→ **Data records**
-- Opening Marker --
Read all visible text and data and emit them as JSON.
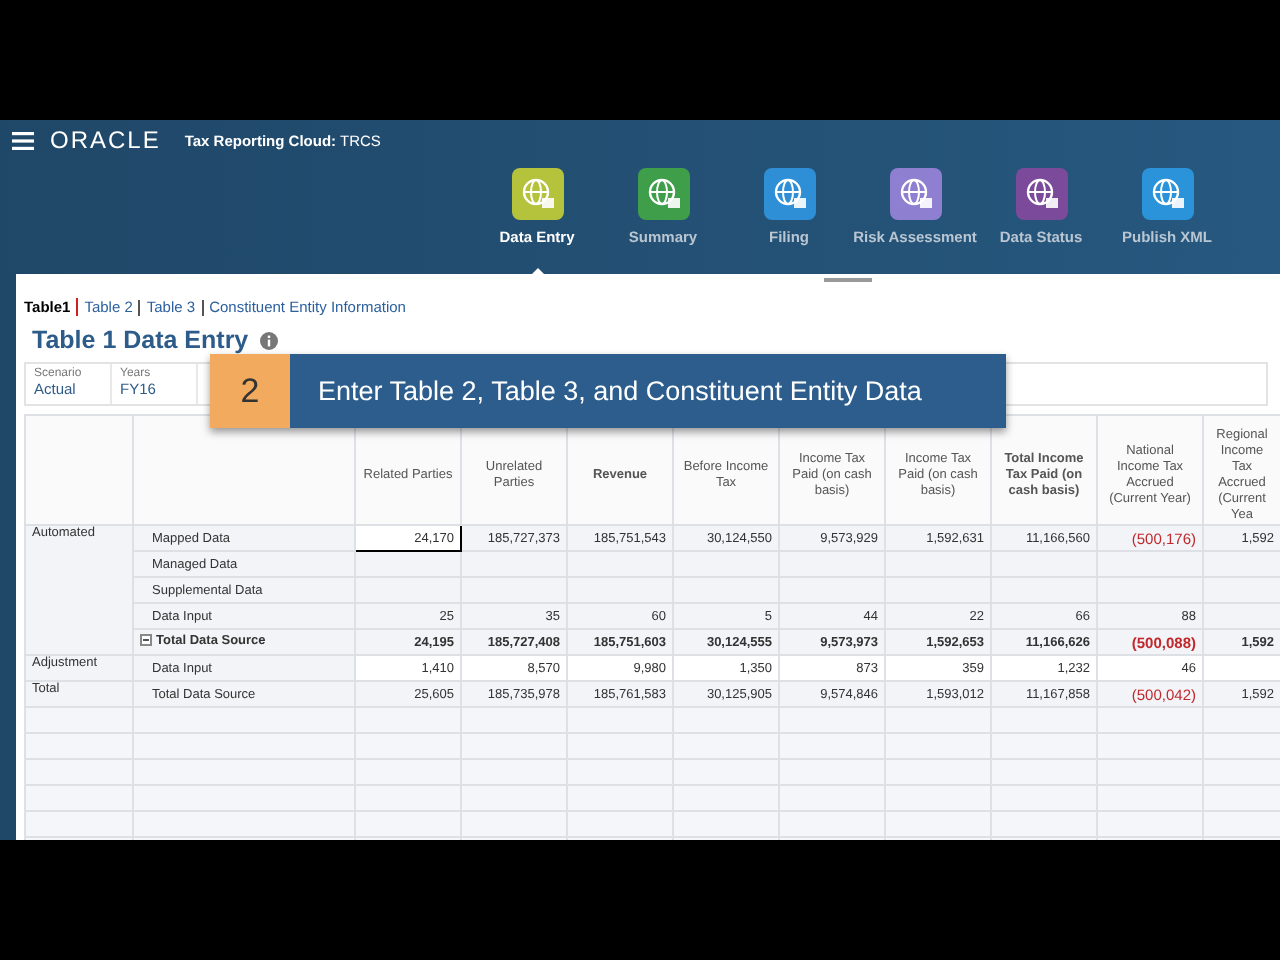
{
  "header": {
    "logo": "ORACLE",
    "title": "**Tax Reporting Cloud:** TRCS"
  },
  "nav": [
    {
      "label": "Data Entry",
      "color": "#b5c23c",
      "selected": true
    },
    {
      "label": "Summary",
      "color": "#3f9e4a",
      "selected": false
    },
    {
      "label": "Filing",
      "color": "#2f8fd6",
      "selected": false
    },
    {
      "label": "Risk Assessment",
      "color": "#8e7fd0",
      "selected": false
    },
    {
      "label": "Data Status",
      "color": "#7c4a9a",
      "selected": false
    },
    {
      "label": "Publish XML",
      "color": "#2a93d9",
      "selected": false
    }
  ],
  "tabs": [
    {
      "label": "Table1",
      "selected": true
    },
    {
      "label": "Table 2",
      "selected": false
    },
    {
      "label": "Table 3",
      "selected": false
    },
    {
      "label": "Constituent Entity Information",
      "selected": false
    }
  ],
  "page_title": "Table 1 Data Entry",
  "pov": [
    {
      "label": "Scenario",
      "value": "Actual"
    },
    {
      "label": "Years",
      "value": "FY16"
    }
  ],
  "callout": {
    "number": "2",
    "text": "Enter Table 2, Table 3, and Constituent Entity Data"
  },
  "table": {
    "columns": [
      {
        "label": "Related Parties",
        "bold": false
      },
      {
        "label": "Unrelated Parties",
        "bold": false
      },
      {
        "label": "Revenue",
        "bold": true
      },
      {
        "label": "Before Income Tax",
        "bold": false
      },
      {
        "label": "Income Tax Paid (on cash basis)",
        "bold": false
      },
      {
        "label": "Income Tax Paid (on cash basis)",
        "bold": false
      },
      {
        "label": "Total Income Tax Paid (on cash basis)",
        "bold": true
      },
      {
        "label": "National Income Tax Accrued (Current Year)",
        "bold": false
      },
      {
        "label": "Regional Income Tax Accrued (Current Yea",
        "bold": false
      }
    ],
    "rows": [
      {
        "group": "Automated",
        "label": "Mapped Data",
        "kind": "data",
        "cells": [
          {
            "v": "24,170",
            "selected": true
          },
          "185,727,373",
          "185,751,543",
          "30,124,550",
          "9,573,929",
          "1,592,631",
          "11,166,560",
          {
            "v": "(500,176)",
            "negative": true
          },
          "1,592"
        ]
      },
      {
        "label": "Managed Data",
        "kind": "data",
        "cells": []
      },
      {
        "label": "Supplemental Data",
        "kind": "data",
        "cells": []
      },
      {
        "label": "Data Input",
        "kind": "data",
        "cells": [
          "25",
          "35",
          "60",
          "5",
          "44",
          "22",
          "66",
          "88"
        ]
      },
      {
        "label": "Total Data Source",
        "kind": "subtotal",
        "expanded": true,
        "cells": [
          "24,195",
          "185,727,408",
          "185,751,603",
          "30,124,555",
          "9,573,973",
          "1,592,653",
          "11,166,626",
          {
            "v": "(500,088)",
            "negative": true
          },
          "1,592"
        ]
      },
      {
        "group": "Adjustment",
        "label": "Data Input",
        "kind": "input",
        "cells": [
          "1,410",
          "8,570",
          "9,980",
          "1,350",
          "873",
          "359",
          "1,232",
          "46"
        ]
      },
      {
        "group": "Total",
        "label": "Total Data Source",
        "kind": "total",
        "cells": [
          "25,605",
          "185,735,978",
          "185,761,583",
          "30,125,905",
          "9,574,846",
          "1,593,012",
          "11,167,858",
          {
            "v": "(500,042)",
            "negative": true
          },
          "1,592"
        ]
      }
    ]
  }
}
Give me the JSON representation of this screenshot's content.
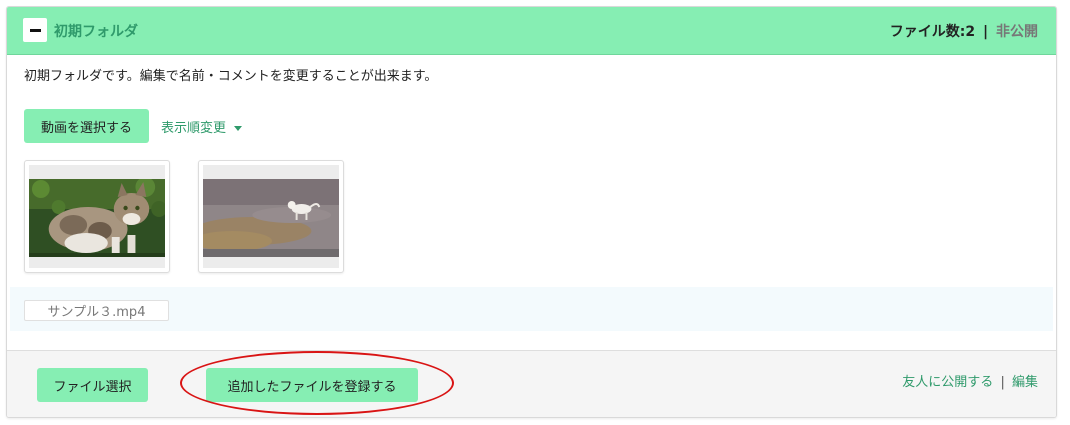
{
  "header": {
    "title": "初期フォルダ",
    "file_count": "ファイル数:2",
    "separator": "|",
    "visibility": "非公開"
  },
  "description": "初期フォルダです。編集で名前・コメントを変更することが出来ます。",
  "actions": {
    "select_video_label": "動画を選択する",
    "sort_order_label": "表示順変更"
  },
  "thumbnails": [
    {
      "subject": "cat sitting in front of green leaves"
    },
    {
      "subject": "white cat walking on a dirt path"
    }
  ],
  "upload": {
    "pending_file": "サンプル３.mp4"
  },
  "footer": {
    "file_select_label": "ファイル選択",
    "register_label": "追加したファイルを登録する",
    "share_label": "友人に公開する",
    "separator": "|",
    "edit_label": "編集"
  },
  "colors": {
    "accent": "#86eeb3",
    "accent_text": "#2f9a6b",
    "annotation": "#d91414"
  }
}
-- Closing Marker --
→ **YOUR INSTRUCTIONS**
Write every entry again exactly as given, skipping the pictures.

→ **EXERCISE RESULT**
Read all visible text and data and emit them as JSON.
{
  "header": {
    "logo": "ORACLE",
    "title": "**Tax Reporting Cloud:** TRCS"
  },
  "nav": [
    {
      "label": "Data Entry",
      "color": "#b5c23c",
      "selected": true
    },
    {
      "label": "Summary",
      "color": "#3f9e4a",
      "selected": false
    },
    {
      "label": "Filing",
      "color": "#2f8fd6",
      "selected": false
    },
    {
      "label": "Risk Assessment",
      "color": "#8e7fd0",
      "selected": false
    },
    {
      "label": "Data Status",
      "color": "#7c4a9a",
      "selected": false
    },
    {
      "label": "Publish XML",
      "color": "#2a93d9",
      "selected": false
    }
  ],
  "tabs": [
    {
      "label": "Table1",
      "selected": true
    },
    {
      "label": "Table 2",
      "selected": false
    },
    {
      "label": "Table 3",
      "selected": false
    },
    {
      "label": "Constituent Entity Information",
      "selected": false
    }
  ],
  "page_title": "Table 1 Data Entry",
  "pov": [
    {
      "label": "Scenario",
      "value": "Actual"
    },
    {
      "label": "Years",
      "value": "FY16"
    }
  ],
  "callout": {
    "number": "2",
    "text": "Enter Table 2, Table 3, and Constituent Entity Data"
  },
  "table": {
    "columns": [
      {
        "label": "Related Parties",
        "bold": false
      },
      {
        "label": "Unrelated Parties",
        "bold": false
      },
      {
        "label": "Revenue",
        "bold": true
      },
      {
        "label": "Before Income Tax",
        "bold": false
      },
      {
        "label": "Income Tax Paid (on cash basis)",
        "bold": false
      },
      {
        "label": "Income Tax Paid (on cash basis)",
        "bold": false
      },
      {
        "label": "Total Income Tax Paid (on cash basis)",
        "bold": true
      },
      {
        "label": "National Income Tax Accrued (Current Year)",
        "bold": false
      },
      {
        "label": "Regional Income Tax Accrued (Current Yea",
        "bold": false
      }
    ],
    "rows": [
      {
        "group": "Automated",
        "label": "Mapped Data",
        "kind": "data",
        "cells": [
          {
            "v": "24,170",
            "selected": true
          },
          "185,727,373",
          "185,751,543",
          "30,124,550",
          "9,573,929",
          "1,592,631",
          "11,166,560",
          {
            "v": "(500,176)",
            "negative": true
          },
          "1,592"
        ]
      },
      {
        "label": "Managed Data",
        "kind": "data",
        "cells": []
      },
      {
        "label": "Supplemental Data",
        "kind": "data",
        "cells": []
      },
      {
        "label": "Data Input",
        "kind": "data",
        "cells": [
          "25",
          "35",
          "60",
          "5",
          "44",
          "22",
          "66",
          "88"
        ]
      },
      {
        "label": "Total Data Source",
        "kind": "subtotal",
        "expanded": true,
        "cells": [
          "24,195",
          "185,727,408",
          "185,751,603",
          "30,124,555",
          "9,573,973",
          "1,592,653",
          "11,166,626",
          {
            "v": "(500,088)",
            "negative": true
          },
          "1,592"
        ]
      },
      {
        "group": "Adjustment",
        "label": "Data Input",
        "kind": "input",
        "cells": [
          "1,410",
          "8,570",
          "9,980",
          "1,350",
          "873",
          "359",
          "1,232",
          "46"
        ]
      },
      {
        "group": "Total",
        "label": "Total Data Source",
        "kind": "total",
        "cells": [
          "25,605",
          "185,735,978",
          "185,761,583",
          "30,125,905",
          "9,574,846",
          "1,593,012",
          "11,167,858",
          {
            "v": "(500,042)",
            "negative": true
          },
          "1,592"
        ]
      }
    ]
  }
}
Give me the JSON representation of this screenshot's content.
{
  "header": {
    "title": "初期フォルダ",
    "file_count": "ファイル数:2",
    "separator": "|",
    "visibility": "非公開"
  },
  "description": "初期フォルダです。編集で名前・コメントを変更することが出来ます。",
  "actions": {
    "select_video_label": "動画を選択する",
    "sort_order_label": "表示順変更"
  },
  "thumbnails": [
    {
      "subject": "cat sitting in front of green leaves"
    },
    {
      "subject": "white cat walking on a dirt path"
    }
  ],
  "upload": {
    "pending_file": "サンプル３.mp4"
  },
  "footer": {
    "file_select_label": "ファイル選択",
    "register_label": "追加したファイルを登録する",
    "share_label": "友人に公開する",
    "separator": "|",
    "edit_label": "編集"
  },
  "colors": {
    "accent": "#86eeb3",
    "accent_text": "#2f9a6b",
    "annotation": "#d91414"
  }
}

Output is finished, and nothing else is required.